This March 14, 2008 entry in the NSDL Expert Voices blog Connecting News with National Science Education Standards deals with the recent finding suggesting the Grand Canyon is two to three times older than commonly believed. Additional links to teaching resources related to earth systems structure, rock dating and the nature of science are provided.
4.1 Environment and education: Wales 1771–c.1782
Childcare, education, working conditions, healthcare, crime … these issues are hotly debated in today's society. They are also issues that Robert Owen, seen by some as a visionary and by others as a knave and a charlatan, sought to address in the early 1800s. This unit uses a series of essays written by Owen to explore the ideas of this important and controversial figure.
Convertible Shoes: Function, Fashion and Design
Students teams design and build shoe prototypes that convert between high heels and athletic shoes. They apply their knowledge about the mechanics of walking and running as well as shoe design (as learned in the associated lesson) to design a multifunctional shoe that is both fashionable and functional.
Fluid Power Basics
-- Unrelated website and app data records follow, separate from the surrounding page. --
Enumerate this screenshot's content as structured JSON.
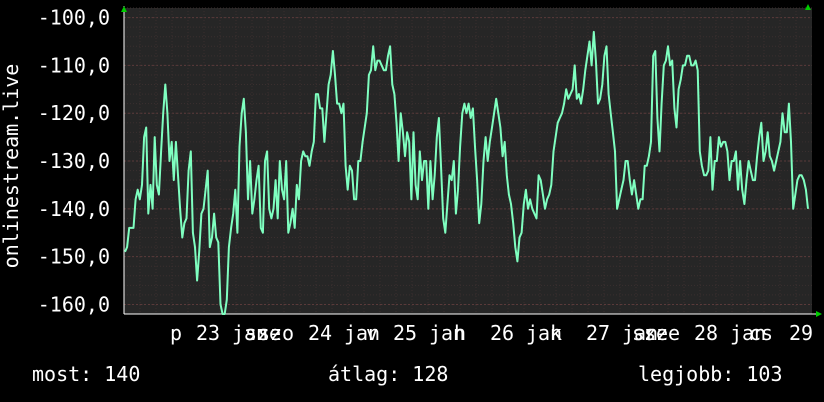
{
  "chart_data": {
    "type": "line",
    "ylabel": "onlinestream.live",
    "ylim": [
      -162,
      -98
    ],
    "y_ticks": [
      "-100,0",
      "-110,0",
      "-120,0",
      "-130,0",
      "-140,0",
      "-150,0",
      "-160,0"
    ],
    "x_ticks": [
      "p",
      "23",
      "jan",
      "sze",
      "szo",
      "24",
      "jan",
      "v",
      "25",
      "jan",
      "h",
      "26",
      "jan",
      "k",
      "27",
      "jan",
      "sze",
      "sze",
      "28",
      "jan",
      "cs",
      "29"
    ],
    "grid": true,
    "colors": {
      "background": "#000000",
      "plot_bg": "#262626",
      "line": "#7fffc0",
      "grid": "#5a3a3a",
      "axis_arrow": "#00cc00"
    },
    "values": [
      -149,
      -148,
      -144,
      -144,
      -144,
      -138,
      -136,
      -138,
      -135,
      -125,
      -123,
      -141,
      -135,
      -140,
      -125,
      -135,
      -137,
      -128,
      -120,
      -114,
      -120,
      -130,
      -126,
      -134,
      -126,
      -133,
      -140,
      -146,
      -143,
      -142,
      -132,
      -128,
      -145,
      -148,
      -155,
      -149,
      -141,
      -140,
      -136,
      -132,
      -148,
      -146,
      -141,
      -146,
      -147,
      -160,
      -162,
      -162,
      -159,
      -148,
      -144,
      -141,
      -136,
      -145,
      -127,
      -120,
      -117,
      -124,
      -138,
      -130,
      -141,
      -138,
      -134,
      -131,
      -144,
      -145,
      -130,
      -128,
      -140,
      -142,
      -140,
      -134,
      -142,
      -130,
      -136,
      -138,
      -130,
      -145,
      -143,
      -140,
      -144,
      -135,
      -138,
      -130,
      -128,
      -129,
      -129,
      -131,
      -128,
      -126,
      -116,
      -116,
      -119,
      -119,
      -126,
      -120,
      -114,
      -112,
      -107,
      -112,
      -118,
      -118,
      -120,
      -118,
      -131,
      -136,
      -131,
      -132,
      -138,
      -138,
      -130,
      -130,
      -126,
      -123,
      -120,
      -112,
      -111,
      -106,
      -111,
      -109,
      -109,
      -110,
      -111,
      -111,
      -108,
      -106,
      -114,
      -116,
      -122,
      -130,
      -120,
      -124,
      -129,
      -124,
      -126,
      -138,
      -124,
      -135,
      -138,
      -128,
      -134,
      -130,
      -130,
      -140,
      -130,
      -138,
      -133,
      -125,
      -121,
      -131,
      -142,
      -145,
      -139,
      -133,
      -134,
      -130,
      -141,
      -136,
      -127,
      -120,
      -118,
      -120,
      -118,
      -121,
      -119,
      -127,
      -134,
      -143,
      -139,
      -130,
      -125,
      -130,
      -126,
      -123,
      -120,
      -117,
      -120,
      -123,
      -129,
      -126,
      -133,
      -137,
      -139,
      -143,
      -148,
      -151,
      -146,
      -145,
      -139,
      -136,
      -140,
      -138,
      -140,
      -141,
      -142,
      -133,
      -134,
      -137,
      -140,
      -138,
      -137,
      -135,
      -128,
      -125,
      -122,
      -121,
      -120,
      -118,
      -115,
      -117,
      -116,
      -115,
      -110,
      -117,
      -116,
      -118,
      -115,
      -111,
      -108,
      -105,
      -110,
      -103,
      -109,
      -118,
      -117,
      -114,
      -108,
      -106,
      -116,
      -120,
      -124,
      -128,
      -140,
      -138,
      -136,
      -134,
      -130,
      -130,
      -134,
      -137,
      -134,
      -137,
      -140,
      -138,
      -138,
      -131,
      -131,
      -129,
      -126,
      -108,
      -107,
      -121,
      -128,
      -118,
      -110,
      -109,
      -106,
      -110,
      -109,
      -119,
      -123,
      -115,
      -113,
      -110,
      -110,
      -108,
      -108,
      -110,
      -110,
      -109,
      -111,
      -128,
      -131,
      -133,
      -133,
      -132,
      -125,
      -136,
      -130,
      -130,
      -125,
      -127,
      -126,
      -126,
      -128,
      -134,
      -130,
      -130,
      -128,
      -136,
      -130,
      -136,
      -139,
      -134,
      -130,
      -132,
      -134,
      -134,
      -129,
      -125,
      -122,
      -130,
      -128,
      -124,
      -129,
      -130,
      -132,
      -130,
      -128,
      -126,
      -120,
      -124,
      -124,
      -118,
      -126,
      -140,
      -137,
      -134,
      -133,
      -133,
      -134,
      -136,
      -140
    ]
  },
  "stats": {
    "current": "most: 140",
    "average": "átlag: 128",
    "best": "legjobb: 103"
  }
}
Students learn about the basic fundamental concepts regarding fluid power, which includes both pneumatic, which utilize gas, and hydraulic, which utilize liquid, systems. Both systems contain four basic components: a reservoir, a pump or compressor, a valve, and a cylinder. Using the Portable Fluid Power Demonstrator (PFPD), students learn about the properties of gases and liquids in addition to how forces are transmitted and multiplied within these systems.
Muscles, Oh My!
Students are introduced to how engineering closely relates to the field of biomechanics and how the muscular system produces human movement. They learn the importance of the muscular system in our daily lives, why it is important to be able to repair muscular injuries and how engineering helps us by creating things to benefit our muscular health, movement and repair.
Hot Problem Solving
Student teams follow the steps of the engineering design process to meet the challenge of getting their entire class from one location on the playground to the sidewalk without touching the ground between. The class develops a well thought-out plan while following the steps of the engineering design process. Then, they test their solution by going outside and trying it out. Through the post-activity assessment, they compare their problem-solving experience to real life engineering challenges, su
In this activity, students are introduced to faults. They will learn about different kinds of faults and understand their relationship to earthquakes. The students will build cardboard models of the three different types of faults as they learn about how earthquakes are formed.
The students work in teams of two to discover the relative positions of the Earth, Sun and Moon that produce the different phases of the Moon. The students will be given a Styrofoam ball that they will attach to a pencil so that it looks like a lollipop. This ball will be the Moon, the students will be the Earth and a hanging lightbulb will be the Sun. The students will move the “Moon” around them to discover the different phases. They will fill in the position of the Moon and its correspond